Stored data:
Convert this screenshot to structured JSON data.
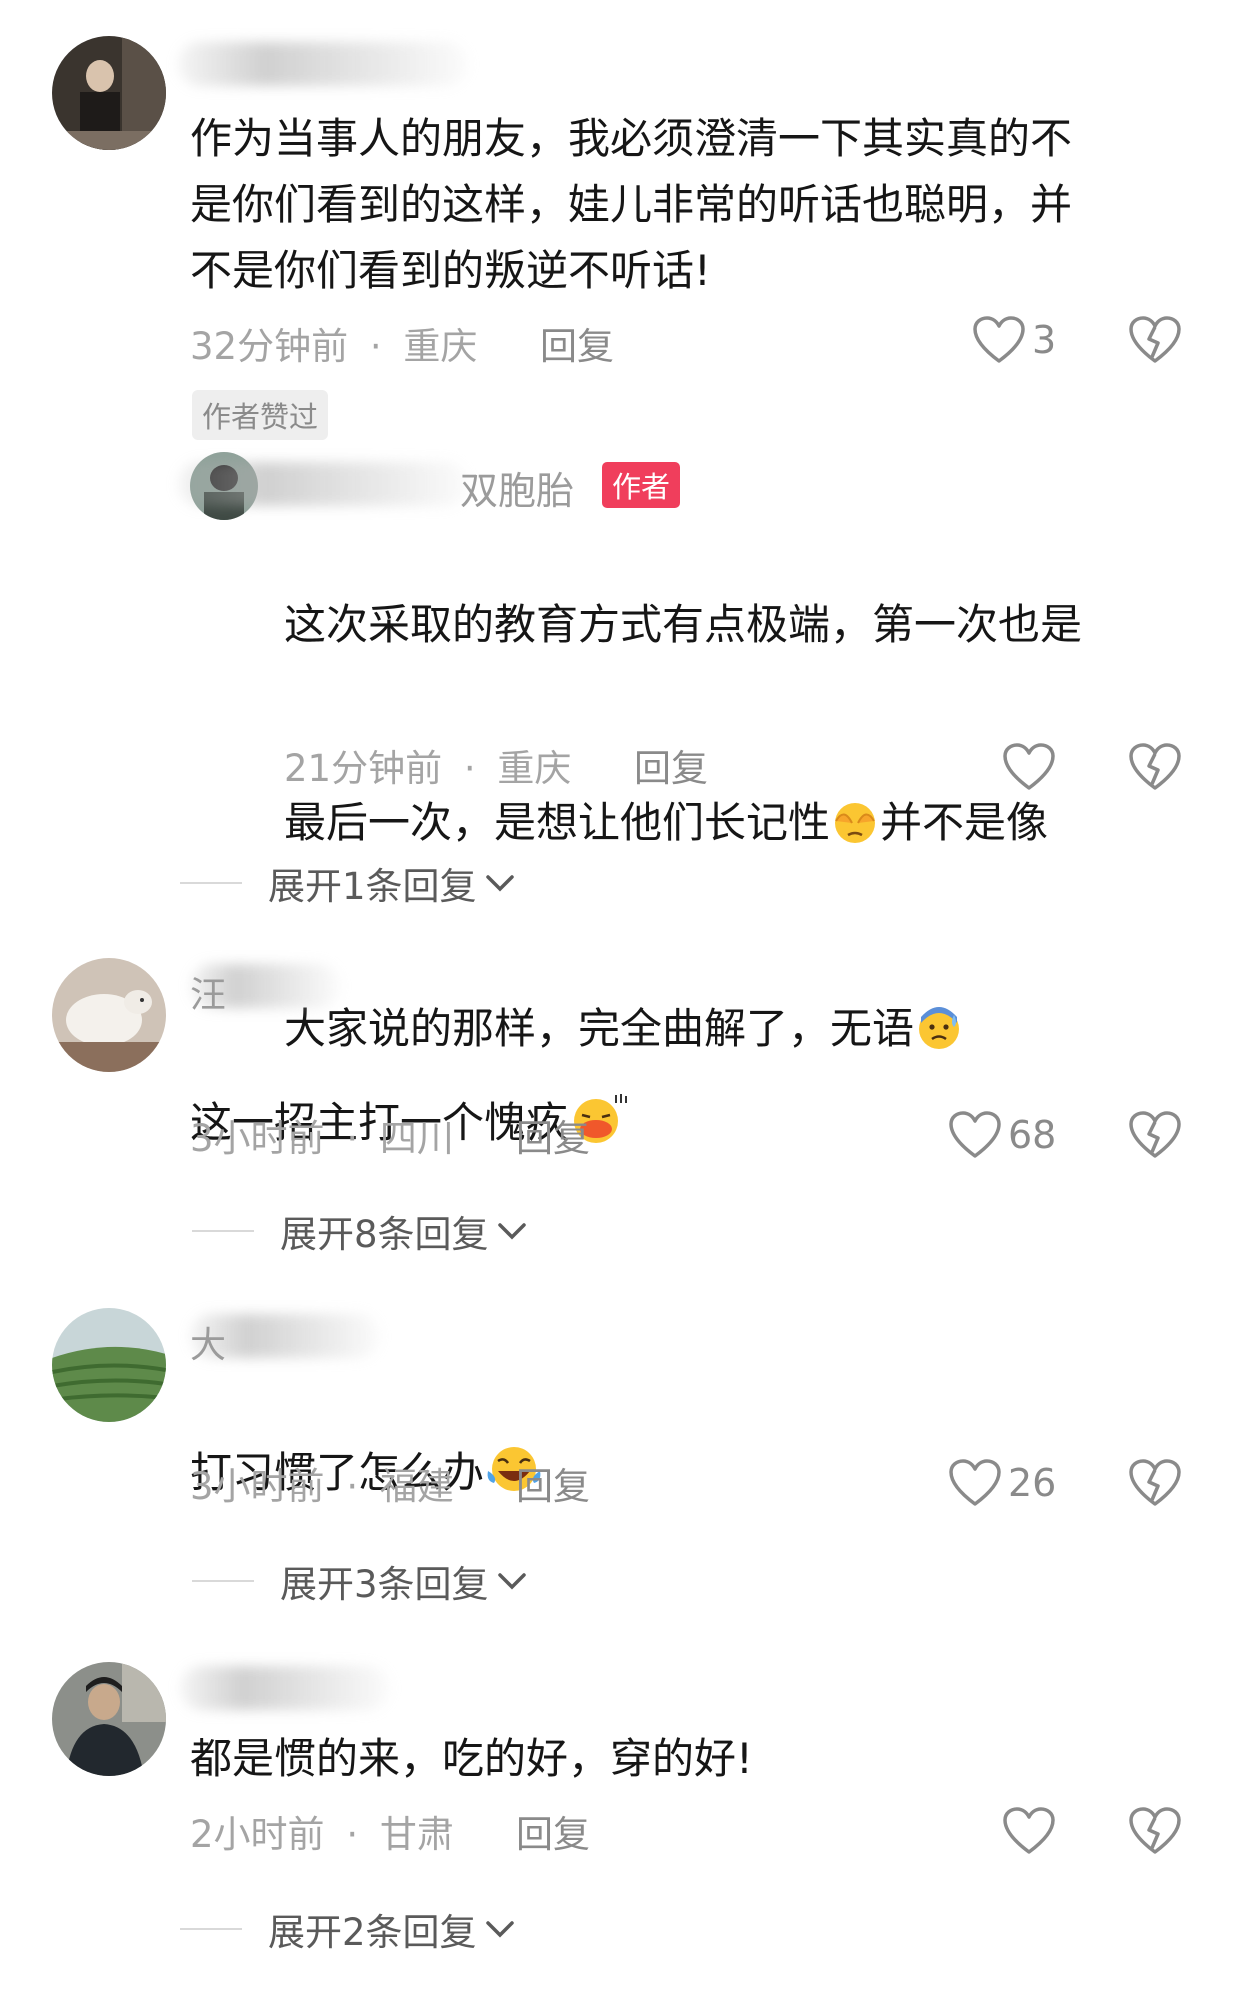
{
  "comments": [
    {
      "name_visible": "",
      "text": "作为当事人的朋友，我必须澄清一下其实真的不\n是你们看到的这样，娃儿非常的听话也聪明，并\n不是你们看到的叛逆不听话!",
      "time": "32分钟前",
      "location": "重庆",
      "reply_label": "回复",
      "likes": "3",
      "liked_tag": "作者赞过",
      "reply": {
        "name_visible": "双胞胎",
        "author_badge": "作者",
        "text_1": "这次采取的教育方式有点极端，第一次也是",
        "text_2a": "最后一次，是想让他们长记性",
        "text_2b": "并不是像",
        "text_3": "大家说的那样，完全曲解了，无语",
        "time": "21分钟前",
        "location": "重庆",
        "reply_label": "回复"
      },
      "expand_label": "展开1条回复"
    },
    {
      "name_visible": "汪",
      "text": "这一招主打一个愧疚",
      "time": "3小时前",
      "location": "四川",
      "reply_label": "回复",
      "likes": "68",
      "expand_label": "展开8条回复"
    },
    {
      "name_visible": "大",
      "text": "打习惯了怎么办",
      "time": "3小时前",
      "location": "福建",
      "reply_label": "回复",
      "likes": "26",
      "expand_label": "展开3条回复"
    },
    {
      "name_visible": "",
      "text": "都是惯的来，吃的好，穿的好!",
      "time": "2小时前",
      "location": "甘肃",
      "reply_label": "回复",
      "likes": "",
      "expand_label": "展开2条回复"
    }
  ],
  "separator": "·",
  "colors": {
    "author_badge": "#f03e5c",
    "meta_text": "#a4a4a4",
    "body_text": "#161616"
  }
}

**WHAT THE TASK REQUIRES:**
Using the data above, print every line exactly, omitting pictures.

**WRITTEN ANSWER:**
Convert this screenshot to structured JSON data.
{
  "comments": [
    {
      "name_visible": "",
      "text": "作为当事人的朋友，我必须澄清一下其实真的不\n是你们看到的这样，娃儿非常的听话也聪明，并\n不是你们看到的叛逆不听话!",
      "time": "32分钟前",
      "location": "重庆",
      "reply_label": "回复",
      "likes": "3",
      "liked_tag": "作者赞过",
      "reply": {
        "name_visible": "双胞胎",
        "author_badge": "作者",
        "text_1": "这次采取的教育方式有点极端，第一次也是",
        "text_2a": "最后一次，是想让他们长记性",
        "text_2b": "并不是像",
        "text_3": "大家说的那样，完全曲解了，无语",
        "time": "21分钟前",
        "location": "重庆",
        "reply_label": "回复"
      },
      "expand_label": "展开1条回复"
    },
    {
      "name_visible": "汪",
      "text": "这一招主打一个愧疚",
      "time": "3小时前",
      "location": "四川",
      "reply_label": "回复",
      "likes": "68",
      "expand_label": "展开8条回复"
    },
    {
      "name_visible": "大",
      "text": "打习惯了怎么办",
      "time": "3小时前",
      "location": "福建",
      "reply_label": "回复",
      "likes": "26",
      "expand_label": "展开3条回复"
    },
    {
      "name_visible": "",
      "text": "都是惯的来，吃的好，穿的好!",
      "time": "2小时前",
      "location": "甘肃",
      "reply_label": "回复",
      "likes": "",
      "expand_label": "展开2条回复"
    }
  ],
  "separator": "·",
  "colors": {
    "author_badge": "#f03e5c",
    "meta_text": "#a4a4a4",
    "body_text": "#161616"
  }
}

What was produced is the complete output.